And some of the condominiums that haven’t been sold are winding up in the rental pool. Demand for rental apartments will continue to outpace the available supply only until about the middle of this year, he predicted, which will lead to a drop in the rate of rent increases. Rents will continue to rise, but not as fast as last year.
In the meantime, the sales rate for condominiums, the beleaguered sector of the multifamily industry, has stabilized, Witten said.
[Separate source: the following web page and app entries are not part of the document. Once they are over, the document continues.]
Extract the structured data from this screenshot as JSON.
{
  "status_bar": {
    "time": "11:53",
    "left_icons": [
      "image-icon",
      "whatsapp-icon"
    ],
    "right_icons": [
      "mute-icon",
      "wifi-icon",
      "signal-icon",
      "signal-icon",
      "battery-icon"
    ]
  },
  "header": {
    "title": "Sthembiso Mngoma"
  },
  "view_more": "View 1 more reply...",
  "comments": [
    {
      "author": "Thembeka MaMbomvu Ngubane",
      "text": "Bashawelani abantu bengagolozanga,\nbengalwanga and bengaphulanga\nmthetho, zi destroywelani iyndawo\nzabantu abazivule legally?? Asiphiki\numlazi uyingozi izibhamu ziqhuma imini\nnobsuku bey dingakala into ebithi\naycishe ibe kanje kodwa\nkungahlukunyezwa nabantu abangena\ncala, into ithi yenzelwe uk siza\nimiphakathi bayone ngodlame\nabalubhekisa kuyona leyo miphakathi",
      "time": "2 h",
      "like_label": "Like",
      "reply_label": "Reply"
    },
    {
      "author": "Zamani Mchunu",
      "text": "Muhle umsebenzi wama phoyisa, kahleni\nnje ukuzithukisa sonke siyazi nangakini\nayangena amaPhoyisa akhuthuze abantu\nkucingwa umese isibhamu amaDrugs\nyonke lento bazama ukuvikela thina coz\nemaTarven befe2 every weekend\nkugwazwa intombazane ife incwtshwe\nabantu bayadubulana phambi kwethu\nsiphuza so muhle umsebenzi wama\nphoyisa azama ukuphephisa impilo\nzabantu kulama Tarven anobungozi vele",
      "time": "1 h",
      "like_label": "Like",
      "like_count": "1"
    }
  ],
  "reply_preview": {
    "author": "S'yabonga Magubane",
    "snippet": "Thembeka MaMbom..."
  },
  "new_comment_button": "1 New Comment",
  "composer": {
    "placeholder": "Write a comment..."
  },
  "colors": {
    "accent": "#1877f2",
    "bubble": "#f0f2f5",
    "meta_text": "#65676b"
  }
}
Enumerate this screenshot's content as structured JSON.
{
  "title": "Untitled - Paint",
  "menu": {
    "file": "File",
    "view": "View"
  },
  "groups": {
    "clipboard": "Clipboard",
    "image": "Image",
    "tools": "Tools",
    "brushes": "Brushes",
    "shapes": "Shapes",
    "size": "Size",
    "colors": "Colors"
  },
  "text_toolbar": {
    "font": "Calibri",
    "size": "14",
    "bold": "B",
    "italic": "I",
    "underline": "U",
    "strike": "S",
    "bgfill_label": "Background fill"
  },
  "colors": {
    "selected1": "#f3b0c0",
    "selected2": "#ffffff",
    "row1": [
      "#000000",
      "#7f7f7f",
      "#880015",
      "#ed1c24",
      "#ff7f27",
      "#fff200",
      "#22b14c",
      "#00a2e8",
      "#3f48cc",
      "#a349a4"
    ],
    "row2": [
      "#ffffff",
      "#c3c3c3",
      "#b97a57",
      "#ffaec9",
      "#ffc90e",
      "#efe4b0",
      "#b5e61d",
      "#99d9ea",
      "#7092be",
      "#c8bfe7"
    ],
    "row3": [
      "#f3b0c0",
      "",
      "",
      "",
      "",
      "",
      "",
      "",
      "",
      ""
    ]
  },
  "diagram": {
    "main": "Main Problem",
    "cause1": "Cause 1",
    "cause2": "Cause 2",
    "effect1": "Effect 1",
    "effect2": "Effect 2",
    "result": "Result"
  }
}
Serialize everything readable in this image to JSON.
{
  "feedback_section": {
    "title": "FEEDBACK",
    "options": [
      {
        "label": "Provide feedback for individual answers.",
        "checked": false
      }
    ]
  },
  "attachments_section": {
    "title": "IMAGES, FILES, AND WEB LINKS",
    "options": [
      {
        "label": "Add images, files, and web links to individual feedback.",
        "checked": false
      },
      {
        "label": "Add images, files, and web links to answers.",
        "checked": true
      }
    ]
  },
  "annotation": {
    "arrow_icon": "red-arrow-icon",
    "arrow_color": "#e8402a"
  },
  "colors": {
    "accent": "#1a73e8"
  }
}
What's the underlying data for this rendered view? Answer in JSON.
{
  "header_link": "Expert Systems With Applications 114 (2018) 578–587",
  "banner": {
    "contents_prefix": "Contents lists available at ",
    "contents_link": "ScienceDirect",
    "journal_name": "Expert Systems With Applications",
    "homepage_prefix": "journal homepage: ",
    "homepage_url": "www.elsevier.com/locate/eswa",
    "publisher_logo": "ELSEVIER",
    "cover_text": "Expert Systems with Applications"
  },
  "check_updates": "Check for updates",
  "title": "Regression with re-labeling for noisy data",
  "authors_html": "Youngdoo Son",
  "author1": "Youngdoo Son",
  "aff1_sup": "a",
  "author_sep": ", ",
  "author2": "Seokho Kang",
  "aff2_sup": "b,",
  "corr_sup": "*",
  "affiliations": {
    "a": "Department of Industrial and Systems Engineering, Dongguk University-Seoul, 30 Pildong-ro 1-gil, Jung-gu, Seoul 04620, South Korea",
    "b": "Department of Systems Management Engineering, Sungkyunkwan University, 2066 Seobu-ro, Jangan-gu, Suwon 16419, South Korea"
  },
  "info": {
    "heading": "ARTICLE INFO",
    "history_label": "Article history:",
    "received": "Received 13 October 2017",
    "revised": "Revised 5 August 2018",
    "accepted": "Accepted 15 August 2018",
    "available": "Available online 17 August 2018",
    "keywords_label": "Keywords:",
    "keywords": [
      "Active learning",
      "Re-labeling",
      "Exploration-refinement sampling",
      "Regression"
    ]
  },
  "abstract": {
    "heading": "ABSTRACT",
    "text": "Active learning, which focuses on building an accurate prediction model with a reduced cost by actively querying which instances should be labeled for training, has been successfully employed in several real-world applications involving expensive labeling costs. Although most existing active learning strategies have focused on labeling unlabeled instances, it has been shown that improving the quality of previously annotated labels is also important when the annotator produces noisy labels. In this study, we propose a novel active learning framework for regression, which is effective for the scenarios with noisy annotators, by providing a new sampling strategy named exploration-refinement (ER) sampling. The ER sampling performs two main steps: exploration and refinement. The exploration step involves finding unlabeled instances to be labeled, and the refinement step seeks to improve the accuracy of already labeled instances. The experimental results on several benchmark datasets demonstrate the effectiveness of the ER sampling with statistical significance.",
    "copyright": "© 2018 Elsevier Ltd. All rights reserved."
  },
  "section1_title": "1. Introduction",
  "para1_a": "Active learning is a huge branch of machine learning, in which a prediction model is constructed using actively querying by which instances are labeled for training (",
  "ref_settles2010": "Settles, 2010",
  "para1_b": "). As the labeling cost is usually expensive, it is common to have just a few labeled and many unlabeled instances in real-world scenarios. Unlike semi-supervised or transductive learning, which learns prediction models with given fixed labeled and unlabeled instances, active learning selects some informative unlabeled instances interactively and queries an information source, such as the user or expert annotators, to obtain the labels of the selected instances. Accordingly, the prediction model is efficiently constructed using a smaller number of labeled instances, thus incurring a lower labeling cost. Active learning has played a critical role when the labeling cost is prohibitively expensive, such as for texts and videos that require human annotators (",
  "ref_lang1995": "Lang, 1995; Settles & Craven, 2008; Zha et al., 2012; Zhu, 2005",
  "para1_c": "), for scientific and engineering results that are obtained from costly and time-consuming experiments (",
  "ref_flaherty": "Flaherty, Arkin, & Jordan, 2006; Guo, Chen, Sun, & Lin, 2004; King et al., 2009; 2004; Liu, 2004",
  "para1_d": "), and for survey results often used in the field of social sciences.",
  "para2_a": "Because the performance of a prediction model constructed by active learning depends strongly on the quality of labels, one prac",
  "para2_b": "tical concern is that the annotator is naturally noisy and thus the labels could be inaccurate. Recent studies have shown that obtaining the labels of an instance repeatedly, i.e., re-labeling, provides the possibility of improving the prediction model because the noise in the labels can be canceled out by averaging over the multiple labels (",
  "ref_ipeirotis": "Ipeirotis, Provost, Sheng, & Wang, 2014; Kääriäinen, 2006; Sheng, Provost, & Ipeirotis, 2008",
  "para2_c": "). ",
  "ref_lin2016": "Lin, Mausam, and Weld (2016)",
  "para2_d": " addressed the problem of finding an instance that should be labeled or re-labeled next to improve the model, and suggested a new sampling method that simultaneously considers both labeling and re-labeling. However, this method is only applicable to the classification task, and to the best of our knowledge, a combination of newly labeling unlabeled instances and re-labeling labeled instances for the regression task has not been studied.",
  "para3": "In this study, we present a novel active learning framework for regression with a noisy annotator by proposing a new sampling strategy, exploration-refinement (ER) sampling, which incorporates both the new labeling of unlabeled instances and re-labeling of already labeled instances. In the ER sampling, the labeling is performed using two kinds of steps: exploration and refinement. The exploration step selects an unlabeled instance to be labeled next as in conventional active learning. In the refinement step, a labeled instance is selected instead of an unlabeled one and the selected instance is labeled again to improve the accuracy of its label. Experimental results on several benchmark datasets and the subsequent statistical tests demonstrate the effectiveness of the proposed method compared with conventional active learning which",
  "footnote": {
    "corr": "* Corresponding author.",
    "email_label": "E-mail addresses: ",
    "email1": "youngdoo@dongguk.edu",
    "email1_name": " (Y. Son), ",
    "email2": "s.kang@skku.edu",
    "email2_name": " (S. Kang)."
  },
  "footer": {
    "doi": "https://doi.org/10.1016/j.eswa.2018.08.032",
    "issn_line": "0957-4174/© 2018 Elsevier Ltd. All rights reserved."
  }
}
The annual sales pace of existing condos rose to a high of 943,000 last June, declined to a pace of 741,000 by October and then climbed to 750,000 in November.
While there is an 8% inventory of empty multifamily for-sale units, a 15-year high, the market should do a better job of absorbing them than in the 1980s, when there was also a notable oversupply, because builders have slowed the pace at which new units are coming through the pipeline.
After peaking during the second quarter of 2006, “the sector has made the first steps toward recovery with a drop in for-sale starts to a 155,000 annual rate for the third quarter,” he said.
The industry is also deriving some encouragement from a significant slowdown in the rate at which building costs are rising.
NAHB forecaster Bernie Markstein and three of the industry’s leading developers — Ron Lockwood, Lockwood Companies; Bill Donges, Lane Company; and Steve Patterson, ZOM — will provide a more in-depth forecast at the “Multifamily Economic Forecast and State of the Industry” session during the International Builders’ Show on Thursday, Feb. 8, from 1:30 to 3:00 p.m.